Having been a key foreign policy official in each of the past three Republican administrations, Paul Wolfowitz has an unusually strong voice for a deputy defense secretary, in the current Bush White House. Most deputy secretaries are consigned to oversee the dispensation of day-to-day department operations, while providing advice and policy prescriptions that seldom receive due attribution if actually implemented; not so in the case of Dr. Wolfowitz. Although he was regarded as the primary (and most unambiguous) representative of neo-conservative sentiment in the inner-circle of Bush foreign policy advisors prior to Sept. 11, his sphere of influence has since grown at a rate second only to that of his boss, Secretary Rumsfeld.
Now, on the heels of the war in Afghanistan, Wolfowitz is considered the arch-hawk in the administration and is at liberty to expound the hawkish views that Mr. Rumsfeld must lacquer over for the sake of political propriety. Indeed, it is Wolfowitz who has assumed the role of polar opposite to dovish Colin Powell, and it is he who has advocated, all along, acting (God forbid) upon the supposed “no-tolerance” policy the US claims to have toward all states that sponsor terrorism. The now famous “axis of evil” concept is assuredly a Wolfowitz brainchild; as the Economist states, “. . .it was Mr. Wolfowitz’s fingerprints, not Colin Powell’s, that were all over the State of the Union speech.”
In a time when questions about the next steps to be taken by the nation in the amorphous “War against Terrorism” are abundant, Wolfowitz has been known as the “hard-liner” promoting one of the clear, if daunting and contentious options: invading Iraq. His critics would accuse him of being overly pessimistic â€“ a realist too willing to dismiss coalitions, international norms and diplomacy, in favor of the assertion of force to preserve the nation’s status as superpower. Some even dismiss him as an antedated and obsolete remnant of the foreign policy “old guard.”
Yet, such criticisms are faulty on a number of levels. First, Wolfowitz’s views have been validated in the past: when he backed the Reagan administration’s allusion to the Soviet Union as an “evil empire,” the standard critical response was one of condemnation and horror.
Second, Wolfowitz, as a neo-con, in fact frowns upon the realpolitik worldview espoused by Kissinger and Nixon in the ‘70s and embraces adherence to norms of political economy. He is also an avowed freethinker (he served as dean and professor in the Johns Hopkins School of Advanced International Studies prior to assuming his current post) and should be viewed as one constantly challenging convention, rather than one adhering to it.
To be sure, Wolfowitz is no stranger to the role of controversial figure. He was, and continues to be, a principle advocate of Bush’s missile-defense plans, and has always believed the US has an obligation to remove itself from the constraints of the 1972 Antiballistic Missile Treaty, rather than an obligation to observe said treaty. In addition, he retains an unfavorable view of China’s growing influence, and supports the use of human rights concerns as a foreign policy tool.
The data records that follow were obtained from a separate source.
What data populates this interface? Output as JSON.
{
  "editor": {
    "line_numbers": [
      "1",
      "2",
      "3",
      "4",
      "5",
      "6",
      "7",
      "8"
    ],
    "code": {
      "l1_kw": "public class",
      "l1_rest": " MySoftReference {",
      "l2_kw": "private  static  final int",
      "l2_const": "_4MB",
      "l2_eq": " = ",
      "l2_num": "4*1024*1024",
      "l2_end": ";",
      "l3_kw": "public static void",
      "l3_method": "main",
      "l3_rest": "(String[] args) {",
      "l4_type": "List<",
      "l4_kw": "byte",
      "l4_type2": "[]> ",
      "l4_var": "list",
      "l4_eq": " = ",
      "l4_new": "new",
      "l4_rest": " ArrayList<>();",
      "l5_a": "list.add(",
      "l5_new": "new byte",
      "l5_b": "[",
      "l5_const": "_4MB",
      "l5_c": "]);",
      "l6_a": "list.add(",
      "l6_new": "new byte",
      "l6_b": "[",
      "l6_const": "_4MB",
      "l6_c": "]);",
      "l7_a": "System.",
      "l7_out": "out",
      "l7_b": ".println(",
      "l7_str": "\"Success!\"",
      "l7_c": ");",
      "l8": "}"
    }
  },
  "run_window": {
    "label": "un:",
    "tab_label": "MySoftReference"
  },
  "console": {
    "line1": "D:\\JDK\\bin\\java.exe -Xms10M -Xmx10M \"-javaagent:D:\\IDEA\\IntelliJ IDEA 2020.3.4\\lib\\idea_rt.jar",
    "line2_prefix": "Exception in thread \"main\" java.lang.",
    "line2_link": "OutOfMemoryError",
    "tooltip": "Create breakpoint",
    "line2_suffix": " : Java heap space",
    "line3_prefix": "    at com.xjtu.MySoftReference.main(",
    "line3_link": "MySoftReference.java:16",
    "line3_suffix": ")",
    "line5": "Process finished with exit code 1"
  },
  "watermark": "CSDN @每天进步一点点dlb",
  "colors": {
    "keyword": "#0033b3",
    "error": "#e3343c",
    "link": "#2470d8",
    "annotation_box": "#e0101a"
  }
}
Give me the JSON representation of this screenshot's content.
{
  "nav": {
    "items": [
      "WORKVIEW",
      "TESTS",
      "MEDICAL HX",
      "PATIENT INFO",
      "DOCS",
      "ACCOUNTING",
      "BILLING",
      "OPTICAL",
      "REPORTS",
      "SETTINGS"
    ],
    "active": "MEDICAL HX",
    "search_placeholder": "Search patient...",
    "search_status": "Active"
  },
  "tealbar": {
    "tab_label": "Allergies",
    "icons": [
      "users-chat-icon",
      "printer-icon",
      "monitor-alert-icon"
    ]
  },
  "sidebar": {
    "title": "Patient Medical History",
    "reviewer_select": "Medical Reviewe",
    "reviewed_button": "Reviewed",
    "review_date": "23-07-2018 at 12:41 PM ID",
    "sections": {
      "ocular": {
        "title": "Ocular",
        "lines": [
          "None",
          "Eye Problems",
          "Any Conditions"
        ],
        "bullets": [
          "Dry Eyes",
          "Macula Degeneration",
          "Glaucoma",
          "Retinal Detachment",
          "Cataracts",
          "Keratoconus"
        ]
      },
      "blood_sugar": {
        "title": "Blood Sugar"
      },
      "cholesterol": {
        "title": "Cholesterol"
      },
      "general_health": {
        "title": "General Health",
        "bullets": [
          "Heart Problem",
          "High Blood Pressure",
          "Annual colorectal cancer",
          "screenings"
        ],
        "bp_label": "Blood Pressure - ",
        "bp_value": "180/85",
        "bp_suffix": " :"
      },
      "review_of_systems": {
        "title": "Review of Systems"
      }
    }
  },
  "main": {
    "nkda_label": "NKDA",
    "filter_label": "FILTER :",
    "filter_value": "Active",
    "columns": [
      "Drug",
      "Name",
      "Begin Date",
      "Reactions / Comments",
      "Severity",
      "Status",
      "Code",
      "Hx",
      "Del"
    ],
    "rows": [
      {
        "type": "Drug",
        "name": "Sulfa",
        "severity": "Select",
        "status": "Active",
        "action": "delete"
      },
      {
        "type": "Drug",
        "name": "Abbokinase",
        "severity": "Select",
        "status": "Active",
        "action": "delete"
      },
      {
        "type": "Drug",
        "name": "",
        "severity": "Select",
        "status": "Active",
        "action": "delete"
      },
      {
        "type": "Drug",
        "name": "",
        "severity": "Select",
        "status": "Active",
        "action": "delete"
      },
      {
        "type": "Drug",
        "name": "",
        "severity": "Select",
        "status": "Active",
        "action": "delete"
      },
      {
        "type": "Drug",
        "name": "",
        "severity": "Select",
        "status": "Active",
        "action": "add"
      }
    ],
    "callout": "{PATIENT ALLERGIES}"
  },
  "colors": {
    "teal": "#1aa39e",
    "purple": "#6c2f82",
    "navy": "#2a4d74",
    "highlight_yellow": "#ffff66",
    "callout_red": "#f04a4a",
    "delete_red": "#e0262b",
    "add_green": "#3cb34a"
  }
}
He is not only a polarizing figure, but an undeterred one at that. He is reported to have attended presidential meetings normally reserved for department heads, and he is uninhibited in expressing his contention that Iraq needs to be dealt with expeditiously to the media.
Although not outwardly charismatic, and actually reserved in manner, Wolfowitz nonetheless spares no pains in making his views known and couples his academic solemnity with voracious political ambition. Would that this mathematics major turned foreign policy stalwart continues to lend prudence and fairness of mind to the formulation of American international strategy.